(Dataset rows describing interfaces)
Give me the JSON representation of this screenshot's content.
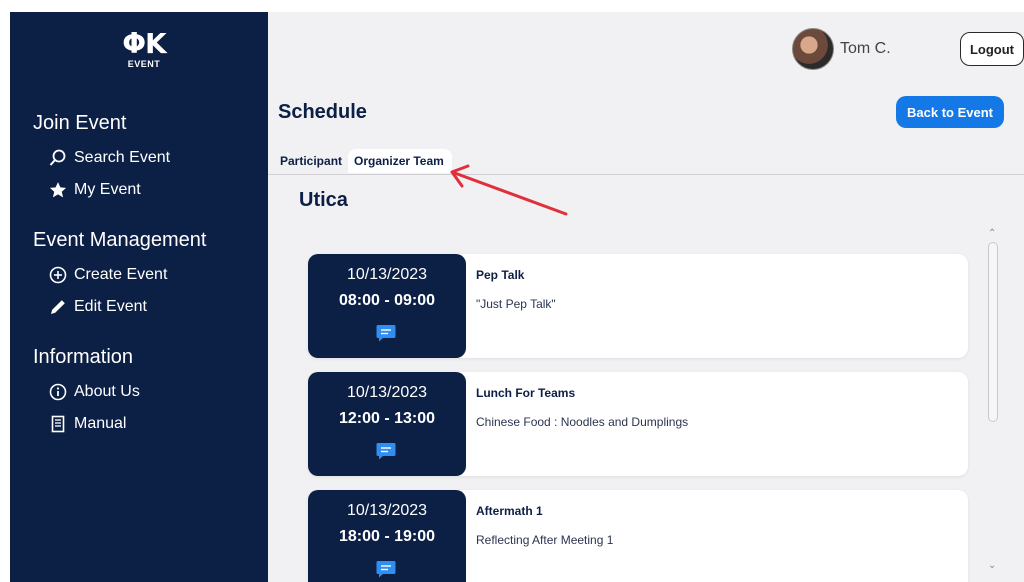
{
  "logo": {
    "mark": "ΦK",
    "sub": "EVENT"
  },
  "sidebar": {
    "sections": [
      {
        "title": "Join Event",
        "items": [
          {
            "label": "Search Event",
            "icon": "search-icon"
          },
          {
            "label": "My Event",
            "icon": "star-icon"
          }
        ]
      },
      {
        "title": "Event Management",
        "items": [
          {
            "label": "Create Event",
            "icon": "plus-circle-icon"
          },
          {
            "label": "Edit Event",
            "icon": "pencil-icon"
          }
        ]
      },
      {
        "title": "Information",
        "items": [
          {
            "label": "About Us",
            "icon": "info-icon"
          },
          {
            "label": "Manual",
            "icon": "book-icon"
          }
        ]
      }
    ]
  },
  "header": {
    "user_name": "Tom C.",
    "logout_label": "Logout"
  },
  "main": {
    "title": "Schedule",
    "back_label": "Back to Event",
    "tabs": [
      {
        "label": "Participant",
        "active": false
      },
      {
        "label": "Organizer Team",
        "active": true
      }
    ],
    "venue": "Utica",
    "events": [
      {
        "date": "10/13/2023",
        "time": "08:00 - 09:00",
        "title": "Pep Talk",
        "desc": "\"Just Pep Talk\""
      },
      {
        "date": "10/13/2023",
        "time": "12:00 - 13:00",
        "title": "Lunch For Teams",
        "desc": "Chinese Food : Noodles and Dumplings"
      },
      {
        "date": "10/13/2023",
        "time": "18:00 - 19:00",
        "title": "Aftermath 1",
        "desc": "Reflecting After Meeting 1"
      }
    ]
  },
  "colors": {
    "sidebar_bg": "#0c1f44",
    "accent": "#1479e6",
    "chat_icon": "#2f8ef0",
    "annotation_arrow": "#e0303a"
  }
}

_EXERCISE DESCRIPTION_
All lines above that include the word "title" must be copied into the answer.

_RESULT_
        "title": "Join Event",
        "title": "Event Management",
        "title": "Information",
    "title": "Schedule",
        "title": "Pep Talk",
        "title": "Lunch For Teams",
        "title": "Aftermath 1",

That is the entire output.